Because of their low sodium and high potassium content, mangoes could help keep our blood pressure in check. High blood pressure is a treatable risk factor for heart disease.
2. They make you glow.
Diets can affect your complexion. The right combination of nutrients can help us achieve healthy-looking skin. Mangoes, for instance, have two powerful nutrients—vitamins A and C—that can help slow or prevent skin cell damage caused by free radicals.
Vitamin A is known to play an essential role in the development and maintenance of the epithelial (or the skin tissue), which serves as a barrier to bacteria. With a lack of vitamin A in our diets, our skin could suffer and become dry and flaky.
Similarly, vitamin C plays an essential role in the synthesis of collagen, a major protein of the skin that gives it its strength, elasticity, and healthy look. It also plays a major role in the replacement and restoration of dead skin cells.

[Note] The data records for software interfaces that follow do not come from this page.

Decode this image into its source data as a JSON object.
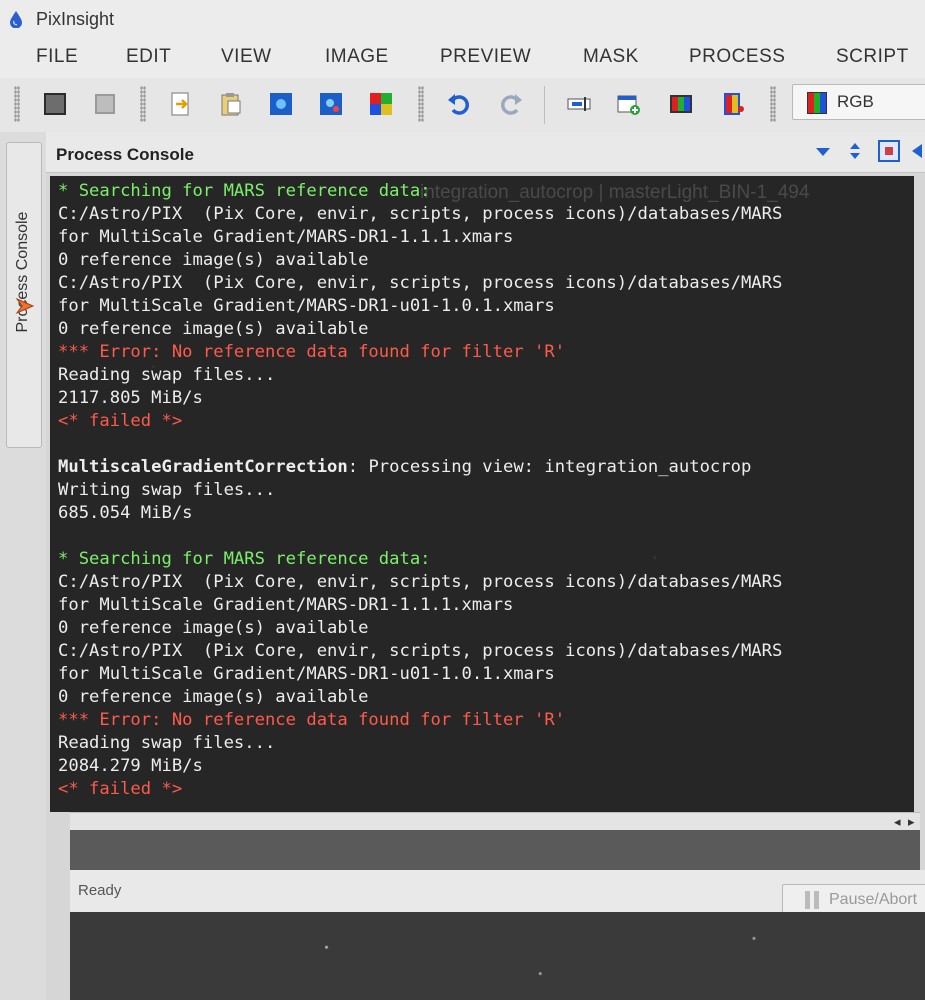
{
  "window": {
    "title": "PixInsight"
  },
  "menu": {
    "items": [
      "FILE",
      "EDIT",
      "VIEW",
      "IMAGE",
      "PREVIEW",
      "MASK",
      "PROCESS",
      "SCRIPT"
    ]
  },
  "toolbar": {
    "channel_select": {
      "value": "RGB"
    }
  },
  "dock": {
    "tab_label": "Process Console"
  },
  "panel": {
    "title": "Process Console",
    "background_ghost_text": "integration_autocrop | masterLight_BIN-1_494"
  },
  "console": {
    "lines": [
      {
        "text": "* Searching for MARS reference data:",
        "kind": "info"
      },
      {
        "text": "C:/Astro/PIX  (Pix Core, envir, scripts, process icons)/databases/MARS",
        "kind": "plain"
      },
      {
        "text": "for MultiScale Gradient/MARS-DR1-1.1.1.xmars",
        "kind": "plain"
      },
      {
        "text": "0 reference image(s) available",
        "kind": "plain"
      },
      {
        "text": "C:/Astro/PIX  (Pix Core, envir, scripts, process icons)/databases/MARS",
        "kind": "plain"
      },
      {
        "text": "for MultiScale Gradient/MARS-DR1-u01-1.0.1.xmars",
        "kind": "plain"
      },
      {
        "text": "0 reference image(s) available",
        "kind": "plain"
      },
      {
        "text": "*** Error: No reference data found for filter 'R'",
        "kind": "error"
      },
      {
        "text": "Reading swap files...",
        "kind": "plain"
      },
      {
        "text": "2117.805 MiB/s",
        "kind": "plain"
      },
      {
        "text": "<* failed *>",
        "kind": "error"
      },
      {
        "text": "",
        "kind": "blank"
      },
      {
        "text": "MultiscaleGradientCorrection",
        "suffix": ": Processing view: integration_autocrop",
        "kind": "bold"
      },
      {
        "text": "Writing swap files...",
        "kind": "plain"
      },
      {
        "text": "685.054 MiB/s",
        "kind": "plain"
      },
      {
        "text": "",
        "kind": "blank"
      },
      {
        "text": "* Searching for MARS reference data:",
        "kind": "info"
      },
      {
        "text": "C:/Astro/PIX  (Pix Core, envir, scripts, process icons)/databases/MARS",
        "kind": "plain"
      },
      {
        "text": "for MultiScale Gradient/MARS-DR1-1.1.1.xmars",
        "kind": "plain"
      },
      {
        "text": "0 reference image(s) available",
        "kind": "plain"
      },
      {
        "text": "C:/Astro/PIX  (Pix Core, envir, scripts, process icons)/databases/MARS",
        "kind": "plain"
      },
      {
        "text": "for MultiScale Gradient/MARS-DR1-u01-1.0.1.xmars",
        "kind": "plain"
      },
      {
        "text": "0 reference image(s) available",
        "kind": "plain"
      },
      {
        "text": "*** Error: No reference data found for filter 'R'",
        "kind": "error"
      },
      {
        "text": "Reading swap files...",
        "kind": "plain"
      },
      {
        "text": "2084.279 MiB/s",
        "kind": "plain"
      },
      {
        "text": "<* failed *>",
        "kind": "error"
      }
    ]
  },
  "status": {
    "text": "Ready",
    "abort_button": "Pause/Abort"
  },
  "colors": {
    "info": "#7cf06a",
    "error": "#ff5a4a",
    "console_bg": "#262626",
    "accent": "#2a6fd6"
  },
  "icons": {
    "app_logo": "droplet-icon",
    "dock_tab_icon": "process-arrow-icon",
    "panel_header": [
      "collapse-down-icon",
      "resize-vertical-icon",
      "float-panel-icon",
      "close-panel-icon"
    ]
  }
}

3. They protect your vision.
Mangoes contain extraordinarily powerful compounds that protect our vision. They are sources of lutein and zeaxanthin, the only carotenoids found in the eye's retina.
Age-related macular degeneration (ARDM) affects the retina and causes irreversible blindness. According to the National Eye Institute, ARDM is the leading cause of vision loss in people over 65 in the United States.

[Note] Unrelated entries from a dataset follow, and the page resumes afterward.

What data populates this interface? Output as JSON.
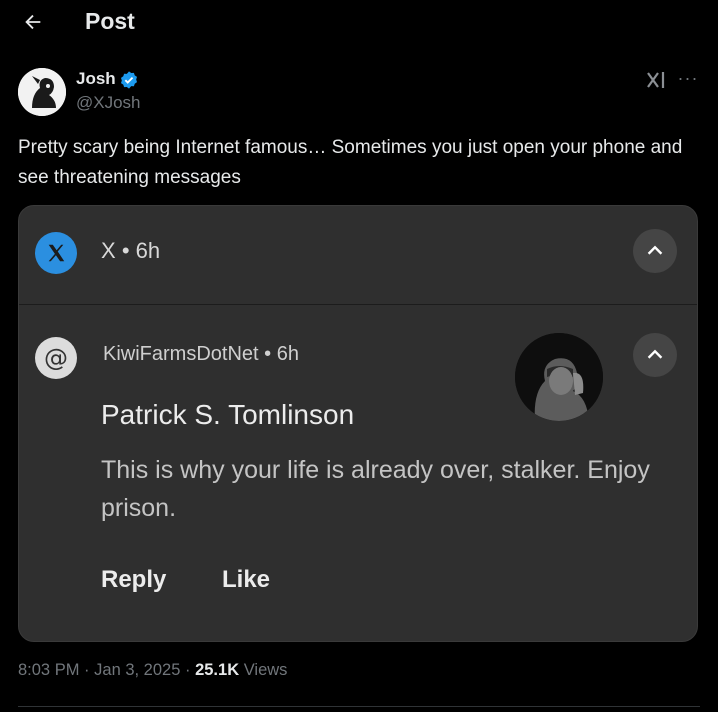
{
  "header": {
    "title": "Post"
  },
  "author": {
    "name": "Josh",
    "handle": "@XJosh"
  },
  "post": {
    "text": "Pretty scary being Internet famous… Sometimes you just open your phone and see threatening messages"
  },
  "notification": {
    "top_app": "X",
    "top_time": "6h",
    "source_app": "KiwiFarmsDotNet",
    "source_time": "6h",
    "title": "Patrick S. Tomlinson",
    "body": "This is why your life is already over, stalker. Enjoy prison.",
    "actions": {
      "reply": "Reply",
      "like": "Like"
    }
  },
  "meta": {
    "time": "8:03 PM",
    "date": "Jan 3, 2025",
    "views_count": "25.1K",
    "views_label": "Views"
  },
  "colors": {
    "background": "#000000",
    "verified": "#1d9bf0",
    "x_app_icon": "#2b8fe0",
    "notification_bg": "#2f2f2f"
  }
}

Lutein and zeaxanthin are two precursors of vitamin A, making it an essential nutrient for good vision.
Nutrients such as vitamins C and E and copper, also found in mangoes, may also combat age-related macular degeneration.

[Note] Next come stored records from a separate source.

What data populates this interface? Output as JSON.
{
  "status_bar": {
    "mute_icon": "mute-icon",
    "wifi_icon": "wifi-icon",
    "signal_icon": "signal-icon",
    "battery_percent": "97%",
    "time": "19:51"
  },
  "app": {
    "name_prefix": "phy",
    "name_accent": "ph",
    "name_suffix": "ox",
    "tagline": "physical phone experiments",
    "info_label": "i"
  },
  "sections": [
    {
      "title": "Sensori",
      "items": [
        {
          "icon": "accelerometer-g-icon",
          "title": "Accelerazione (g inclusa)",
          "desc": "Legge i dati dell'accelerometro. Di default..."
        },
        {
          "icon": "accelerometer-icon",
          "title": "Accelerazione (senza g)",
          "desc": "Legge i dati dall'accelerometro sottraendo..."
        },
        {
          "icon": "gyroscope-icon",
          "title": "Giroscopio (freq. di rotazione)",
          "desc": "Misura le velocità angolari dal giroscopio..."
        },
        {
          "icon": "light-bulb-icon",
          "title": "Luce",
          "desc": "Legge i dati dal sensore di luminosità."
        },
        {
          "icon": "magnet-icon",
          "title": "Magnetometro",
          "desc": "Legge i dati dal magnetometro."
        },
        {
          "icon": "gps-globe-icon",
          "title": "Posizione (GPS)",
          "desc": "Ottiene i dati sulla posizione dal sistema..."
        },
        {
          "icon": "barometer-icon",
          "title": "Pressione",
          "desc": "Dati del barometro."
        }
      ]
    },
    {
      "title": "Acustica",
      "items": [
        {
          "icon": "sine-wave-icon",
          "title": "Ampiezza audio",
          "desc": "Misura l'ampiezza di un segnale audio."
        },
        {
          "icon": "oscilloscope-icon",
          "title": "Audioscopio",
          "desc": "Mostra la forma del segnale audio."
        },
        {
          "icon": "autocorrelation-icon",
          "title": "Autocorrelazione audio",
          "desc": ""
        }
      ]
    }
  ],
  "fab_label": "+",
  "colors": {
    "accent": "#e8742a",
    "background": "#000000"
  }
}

4. They're gut-friendly.
Constipation continues to be a common and troublesome gastro-intestinal condition, affecting 2 out of 10 people in the United States. Chronic constipation can have serious consequences that may lead to intestinal inflammation and more severe conditions such as diverticulitis, hemorrhoids, and fecal impaction.
Mango may help promote a healthy digestive regularity due to its high water and fiber content. In addition to fiber, mangoes have been shown to have bowel-stimulating properties.
In a recent study, the subjects who consumed mango experienced better intestinal activity and reduced inflammation. Both factors contribute to intestinal health and wellness.
5. Mangoes make everything taste better.
The best part of my job is recommending tasty and nourishing foods like mangoes. This succulent fruit will boost the flavor, color, and nutrition of any dish.
They work well in salads, smoothies, fruit dips, bread, and muffin recipes. I've successfully incorporated mangoes into fresh salsas and grilled chicken dishes—they add that perfect tropical, refreshing flavor.
Below are two quick recipes that I hope you enjoy as much as my family does.
Mango, Cucumber + Avocado Salad
- ¼ cup lime juice
- 1 tablespoon extra-virgin olive oil
- 2 tablespoons fresh cilantro, finely chopped
- 1 cup cucumber, peeled and diced
- 1 cup mango, diced
- 1 cup avocado, diced
- salt to taste
Combine the lime juice, olive oil, cilantro, and salt in a small container. Mix the cucumber, mango, and avocado in another bowl, and add the lime juice mixture. Stir well and refrigerate for about 15 minutes before serving.
Shrimp + Mango Stir-Fry
- 2 tablespoons sesame oil
- ½ large yellow onion, chopped
- 2 garlic cloves, minced
- ½ red bell pepper, chopped
- ½ green bell pepper, chopped
- 2 tablespoons low-sodium soy sauce
- ¼ cup lime juice
- 1 pound large, deveined shrimp with tails removed
- 1 cup diced mango
- 2 tablespoons finely chopped fresh cilantro
- salt to taste
1. Heat oil in a skillet over medium heat. Add onions and sauté until translucent. Add garlic and red and green bell peppers, and cook for about 5 to 7 minutes.
2. Add soy sauce and lime juice to the skillet and combine well; let it cook for 5 more minutes. Add shrimp and cook for 3 to 5 minutes. Add mango and stir to incorporate and warm through.
3. Serve stir fry with rice, pasta, or quinoa, and garnish it with some cilantro and lime.